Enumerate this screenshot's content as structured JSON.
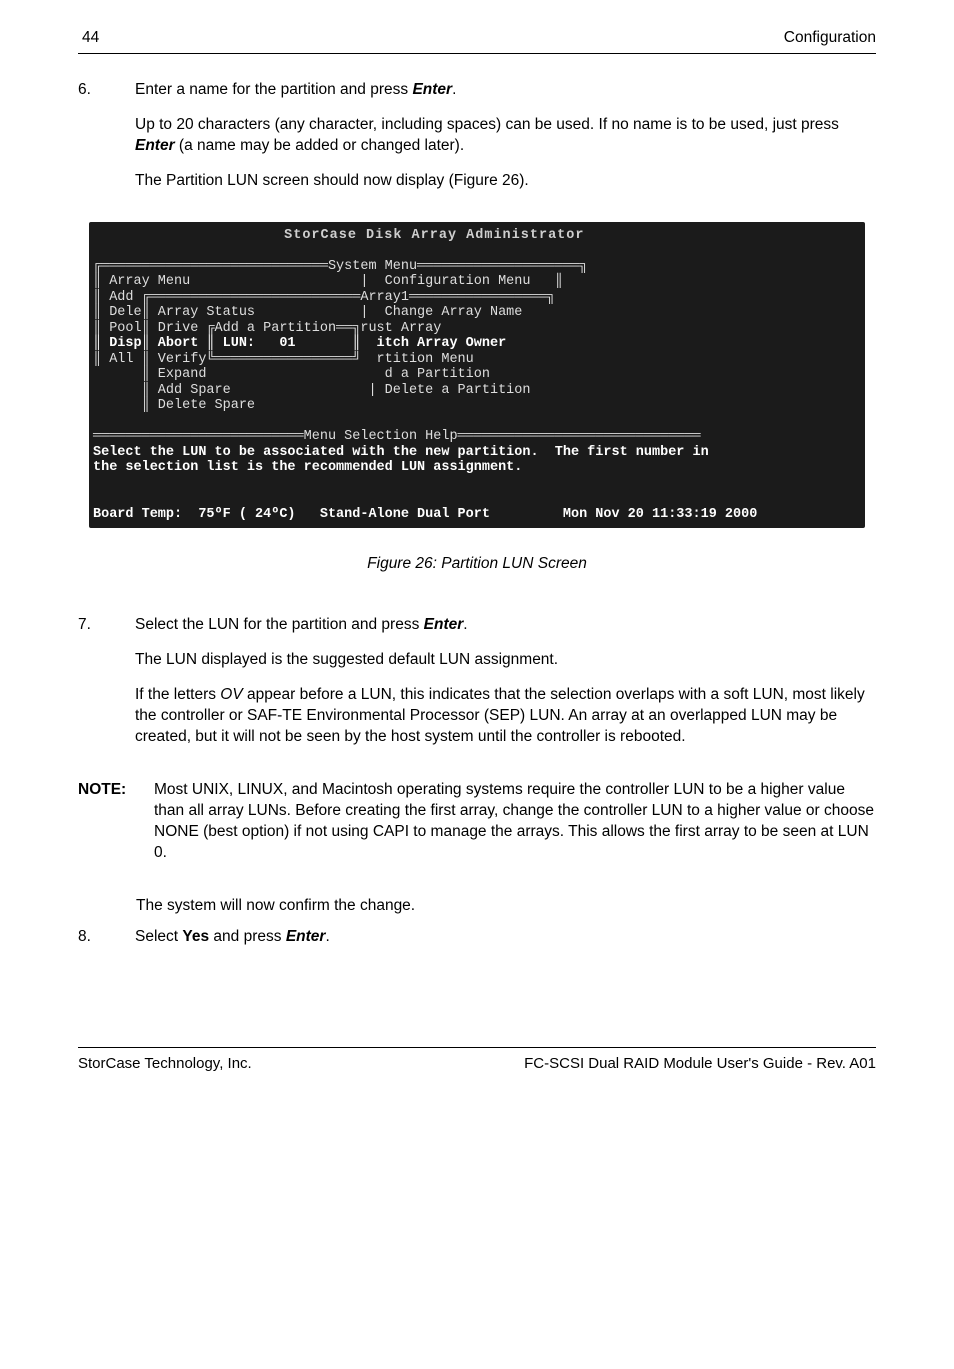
{
  "header": {
    "page_number": "44",
    "section_title": "Configuration"
  },
  "step6": {
    "num": "6.",
    "line1_a": "Enter a name for the partition and press ",
    "line1_b": "Enter",
    "line1_c": ".",
    "para2_a": "Up to 20 characters (any character, including spaces) can be used.  If no name is to be used, just press ",
    "para2_b": "Enter",
    "para2_c": " (a name may be added or changed later).",
    "para3": "The Partition LUN screen should now display (Figure 26)."
  },
  "terminal": {
    "title_line": "                     StorCase Disk Array Administrator                     ",
    "blank": "",
    "l1": "╔════════════════════════════System Menu════════════════════╗",
    "l2": "║ Array Menu                     |  Configuration Menu   ║",
    "l3": "║ Add ╔══════════════════════════Array1═════════════════╗",
    "l4": "║ Dele║ Array Status             |  Change Array Name",
    "l5": "║ Pool║ Drive ╔Add a Partition══╗rust Array",
    "l6": "║ Disp║ Abort ║ LUN:   01       ║  itch Array Owner",
    "l7": "║ All ║ Verify╚═════════════════╝  rtition Menu",
    "l8": "      ║ Expand                      d a Partition",
    "l9": "      ║ Add Spare                 | Delete a Partition",
    "l10": "      ║ Delete Spare",
    "l11": "",
    "l12": "══════════════════════════Menu Selection Help══════════════════════════════",
    "l13": "Select the LUN to be associated with the new partition.  The first number in",
    "l14": "the selection list is the recommended LUN assignment.",
    "l15": "",
    "l16": "",
    "l17": "Board Temp:  75ºF ( 24ºC)   Stand-Alone Dual Port         Mon Nov 20 11:33:19 2000"
  },
  "figure_caption": "Figure 26:   Partition LUN Screen",
  "step7": {
    "num": "7.",
    "line1_a": "Select the LUN for the partition and press ",
    "line1_b": "Enter",
    "line1_c": ".",
    "para2": "The LUN displayed is the suggested default LUN assignment.",
    "para3_a": "If the letters ",
    "para3_b": "OV",
    "para3_c": " appear before a LUN, this indicates that the selection overlaps with a soft LUN, most likely the controller or SAF-TE Environmental Processor (SEP) LUN. An array at an overlapped LUN may be created, but it will not be seen by the host system until the controller is rebooted."
  },
  "note": {
    "label": "NOTE:",
    "body": "Most UNIX, LINUX, and Macintosh operating systems require the controller LUN to be a higher value than all array LUNs.  Before creating the first array, change the controller LUN to a higher value or choose NONE (best option) if not using CAPI to manage the arrays.  This allows the first array to be seen at LUN 0."
  },
  "confirm": "The system will now confirm the change.",
  "step8": {
    "num": "8.",
    "a": "Select ",
    "b": "Yes",
    "c": " and press ",
    "d": "Enter",
    "e": "."
  },
  "footer": {
    "left": "StorCase Technology, Inc.",
    "right": "FC-SCSI Dual RAID Module User's Guide - Rev. A01"
  }
}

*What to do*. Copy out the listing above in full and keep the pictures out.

*Response to the task*.
Enumerate this screenshot's content as structured JSON.
{
  "header": {
    "page_number": "44",
    "section_title": "Configuration"
  },
  "step6": {
    "num": "6.",
    "line1_a": "Enter a name for the partition and press ",
    "line1_b": "Enter",
    "line1_c": ".",
    "para2_a": "Up to 20 characters (any character, including spaces) can be used.  If no name is to be used, just press ",
    "para2_b": "Enter",
    "para2_c": " (a name may be added or changed later).",
    "para3": "The Partition LUN screen should now display (Figure 26)."
  },
  "terminal": {
    "title_line": "                     StorCase Disk Array Administrator                     ",
    "blank": "",
    "l1": "╔════════════════════════════System Menu════════════════════╗",
    "l2": "║ Array Menu                     |  Configuration Menu   ║",
    "l3": "║ Add ╔══════════════════════════Array1═════════════════╗",
    "l4": "║ Dele║ Array Status             |  Change Array Name",
    "l5": "║ Pool║ Drive ╔Add a Partition══╗rust Array",
    "l6": "║ Disp║ Abort ║ LUN:   01       ║  itch Array Owner",
    "l7": "║ All ║ Verify╚═════════════════╝  rtition Menu",
    "l8": "      ║ Expand                      d a Partition",
    "l9": "      ║ Add Spare                 | Delete a Partition",
    "l10": "      ║ Delete Spare",
    "l11": "",
    "l12": "══════════════════════════Menu Selection Help══════════════════════════════",
    "l13": "Select the LUN to be associated with the new partition.  The first number in",
    "l14": "the selection list is the recommended LUN assignment.",
    "l15": "",
    "l16": "",
    "l17": "Board Temp:  75ºF ( 24ºC)   Stand-Alone Dual Port         Mon Nov 20 11:33:19 2000"
  },
  "figure_caption": "Figure 26:   Partition LUN Screen",
  "step7": {
    "num": "7.",
    "line1_a": "Select the LUN for the partition and press ",
    "line1_b": "Enter",
    "line1_c": ".",
    "para2": "The LUN displayed is the suggested default LUN assignment.",
    "para3_a": "If the letters ",
    "para3_b": "OV",
    "para3_c": " appear before a LUN, this indicates that the selection overlaps with a soft LUN, most likely the controller or SAF-TE Environmental Processor (SEP) LUN. An array at an overlapped LUN may be created, but it will not be seen by the host system until the controller is rebooted."
  },
  "note": {
    "label": "NOTE:",
    "body": "Most UNIX, LINUX, and Macintosh operating systems require the controller LUN to be a higher value than all array LUNs.  Before creating the first array, change the controller LUN to a higher value or choose NONE (best option) if not using CAPI to manage the arrays.  This allows the first array to be seen at LUN 0."
  },
  "confirm": "The system will now confirm the change.",
  "step8": {
    "num": "8.",
    "a": "Select ",
    "b": "Yes",
    "c": " and press ",
    "d": "Enter",
    "e": "."
  },
  "footer": {
    "left": "StorCase Technology, Inc.",
    "right": "FC-SCSI Dual RAID Module User's Guide - Rev. A01"
  }
}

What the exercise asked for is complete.